Daniel Powell 7 a.m., July 26
Boycott Ends Over Pepsi's Controversial Contract With Local Biotech
A pro-life group has called off a yearlong boycott of Pepsi products after receiving a satisfactory assurance from the company that a San Diego biotech under contract with the soft drink maker would not be using cells from a human fetus aborted in the 1970s in the development of flavor enhancers.
Children of God for Life, a Florida-based organization, had successfully convinced more than 30 other pro-life groups to join in its crusade after learning of research conducted by the local firm Senomyx on behalf of Pepsi. The company had “listed HEK-293, a “human embryo kidney” cell line . . . in more than 70 patents related to flavor enhancers,” according to the Washington Times.
“We are absolutely thrilled with PepsiCo’s decision.

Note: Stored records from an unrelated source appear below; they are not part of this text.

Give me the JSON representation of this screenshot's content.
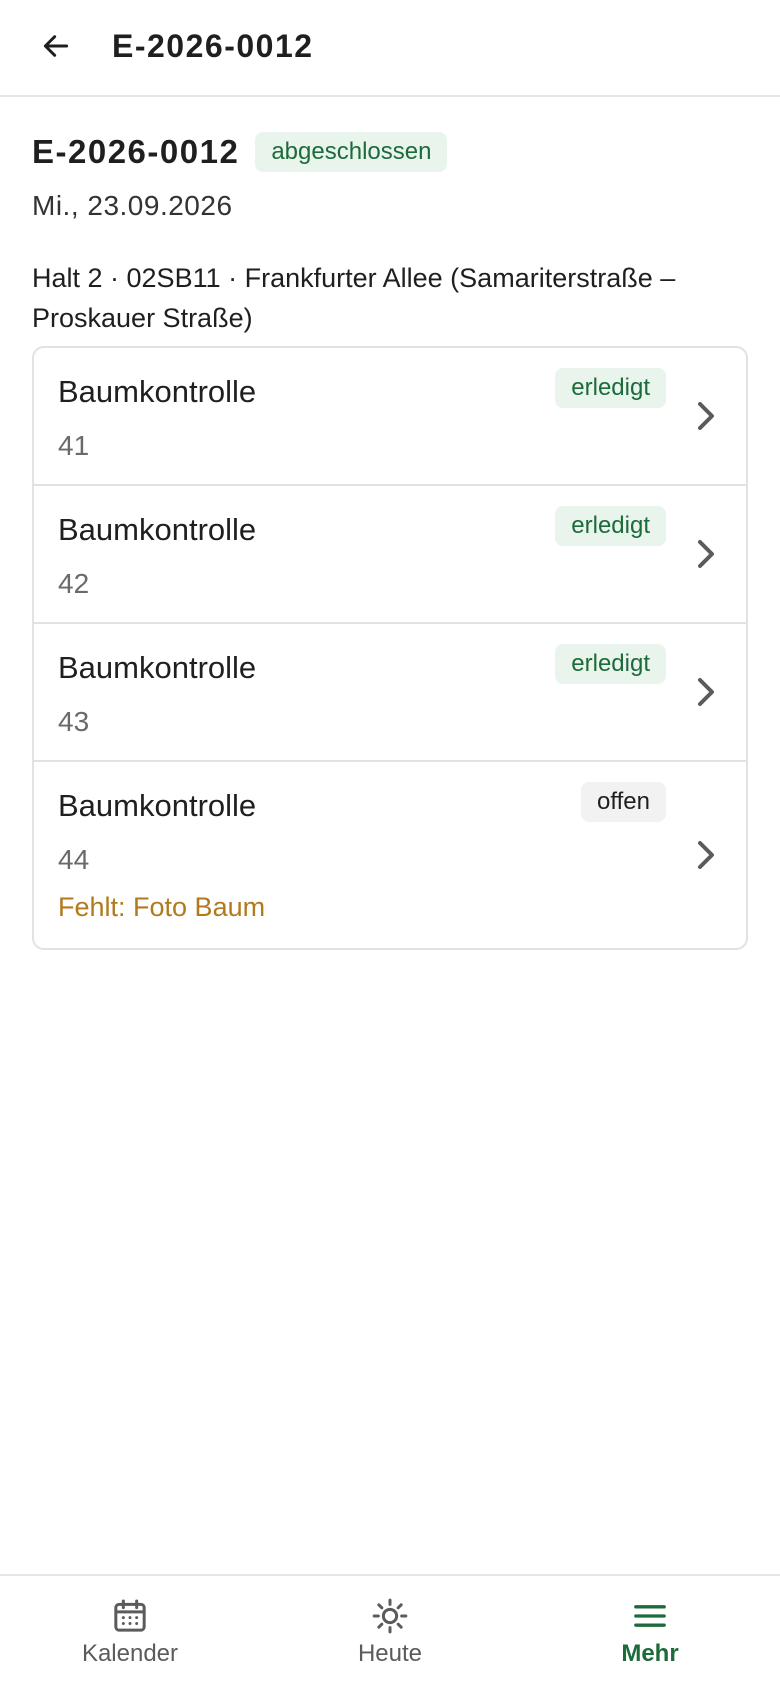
{
  "header": {
    "title": "E-2026-0012",
    "back_icon": "arrow-left-icon"
  },
  "order": {
    "number": "E-2026-0012",
    "status": "abgeschlossen",
    "date": "Mi., 23.09.2026",
    "stop": "Halt 2 · 02SB11 · Frankfurter Allee (Samariterstraße – Proskauer Straße)"
  },
  "tasks": [
    {
      "title": "Baumkontrolle",
      "number": "41",
      "status": "erledigt",
      "missing": ""
    },
    {
      "title": "Baumkontrolle",
      "number": "42",
      "status": "erledigt",
      "missing": ""
    },
    {
      "title": "Baumkontrolle",
      "number": "43",
      "status": "erledigt",
      "missing": ""
    },
    {
      "title": "Baumkontrolle",
      "number": "44",
      "status": "offen",
      "missing": "Fehlt: Foto Baum"
    }
  ],
  "nav": {
    "items": [
      {
        "label": "Kalender",
        "icon": "calendar-icon"
      },
      {
        "label": "Heute",
        "icon": "sun-icon"
      },
      {
        "label": "Mehr",
        "icon": "menu-icon"
      }
    ],
    "active": "Mehr"
  },
  "colors": {
    "accent": "#1c6b3a",
    "badge_green_bg": "#e8f4ec",
    "warning_text": "#b27a1d"
  }
}
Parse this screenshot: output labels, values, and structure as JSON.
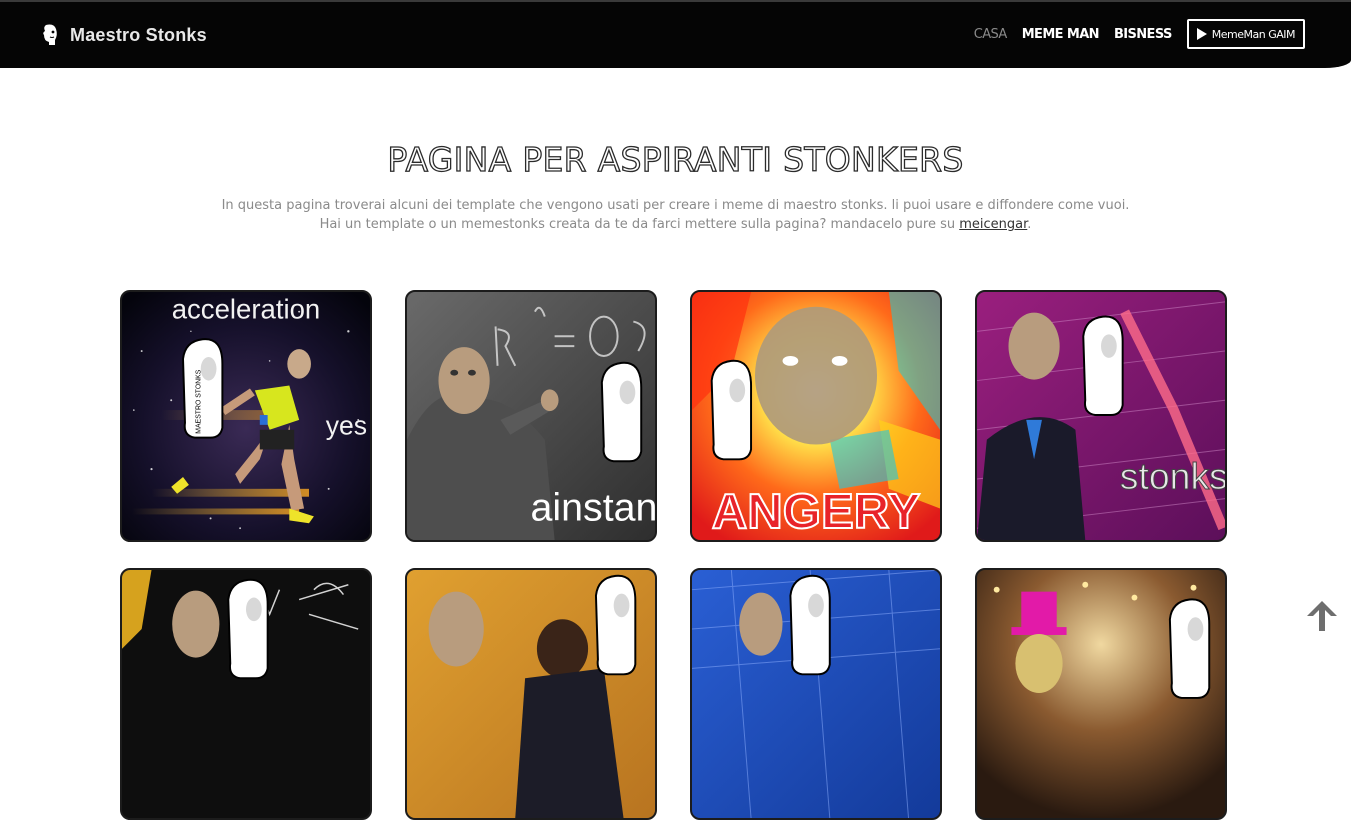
{
  "navbar": {
    "brand_name": "Maestro Stonks",
    "brand_icon": "meme-man-head-icon",
    "links": [
      {
        "label": "CASA",
        "active": true
      },
      {
        "label": "MEME MAN",
        "active": false
      },
      {
        "label": "BISNESS",
        "active": false
      }
    ],
    "cta_label": "MemeMan GAIM",
    "cta_icon": "play-icon"
  },
  "page": {
    "title": "PAGINA PER ASPIRANTI STONKERS",
    "intro_line1": "In questa pagina troverai alcuni dei template che vengono usati per creare i meme di maestro stonks. li puoi usare e diffondere come vuoi.",
    "intro_line2_before": "Hai un template o un memestonks creata da te da farci mettere sulla pagina? mandacelo pure su ",
    "intro_link": "meicengar",
    "intro_line2_after": "."
  },
  "gallery": {
    "cards": [
      {
        "caption_top": "acceleration",
        "caption_bottom": "yes"
      },
      {
        "caption_bottom": "ainstan"
      },
      {
        "caption_bottom": "ANGERY"
      },
      {
        "caption_bottom": "stonks"
      },
      {
        "caption_bottom": ""
      },
      {
        "caption_bottom": ""
      },
      {
        "caption_bottom": ""
      },
      {
        "caption_bottom": ""
      }
    ],
    "watermark": "MAESTRO STONKS"
  },
  "scroll_top_icon": "arrow-up-icon",
  "colors": {
    "navbar_bg": "#050505",
    "intro_text": "#8a8a8a",
    "card_border": "#1c1c1c"
  }
}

They have listened to their customers and have made both a wise and profound statement of corporate integrity,” said Debi Vinnedge, Children of God for Life’s executive director, who added that she received support in her crusade from advocates of abortion rights. “Children of God for Life also heard from a number of women who stated they were pro choice yet this use of aborted fetal cell lines, crossed the line and angered them as well,” Vinnedge said in a statement posted to LifeNews.com.

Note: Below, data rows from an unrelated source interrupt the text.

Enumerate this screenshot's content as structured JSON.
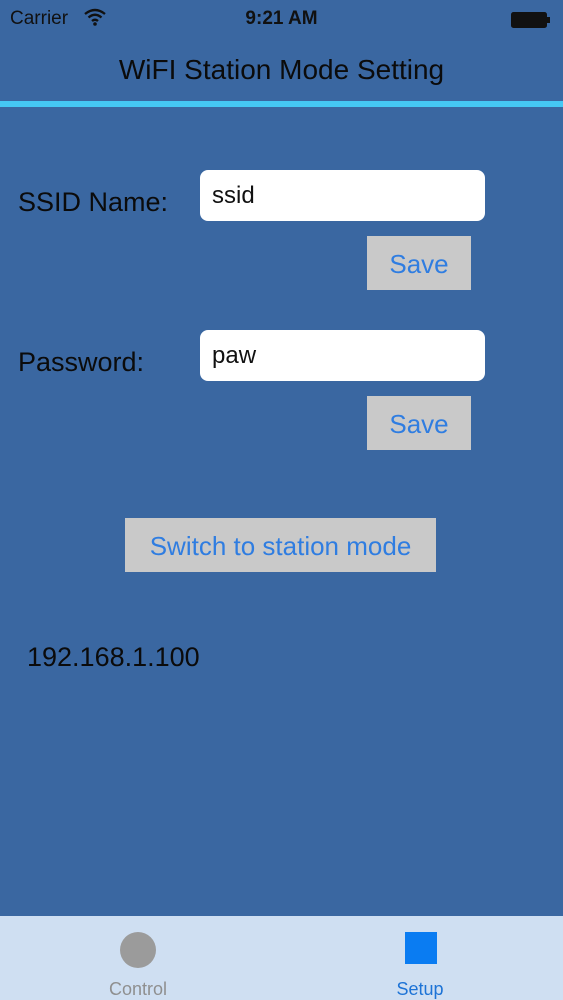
{
  "status_bar": {
    "carrier": "Carrier",
    "time": "9:21 AM",
    "icons": [
      "wifi-icon",
      "battery-icon"
    ]
  },
  "nav": {
    "title": "WiFI Station Mode Setting"
  },
  "form": {
    "ssid_label": "SSID Name:",
    "ssid_value": "ssid",
    "ssid_save": "Save",
    "password_label": "Password:",
    "password_value": "paw",
    "password_save": "Save",
    "switch_button": "Switch to station mode"
  },
  "ip_address": "192.168.1.100",
  "tab_bar": {
    "tabs": [
      {
        "label": "Control",
        "icon": "circle-icon",
        "selected": false
      },
      {
        "label": "Setup",
        "icon": "square-icon",
        "selected": true
      }
    ]
  },
  "colors": {
    "background": "#3a67a1",
    "accent_line": "#45c8f4",
    "button_text": "#2f7de1",
    "tab_bar": "#cfdff2",
    "selected_tab": "#0a7cf2"
  }
}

According to the Times, Pepsi had been involved in a lengthy exchange with the group since the boycott was announced last May, but their repeated denials of using embryo or fetal tissue had been rejected as “lawyerly spin” by the boycott’s leaders before they settled on the latest language as “evasion-proof.”
More like this:
- Soylent Pink? — May 7, 2012
- Local Pro-Life Group Piggybacks on PETA Whale Slavery Case — Feb. 7, 2012
- Never Die — March 23, 2000
- What Becomes of San Diego County's 20,000 Fetuses Every Year? — July 14, 1988
- One Woman, One Man, No Baby — Nov. 18, 1982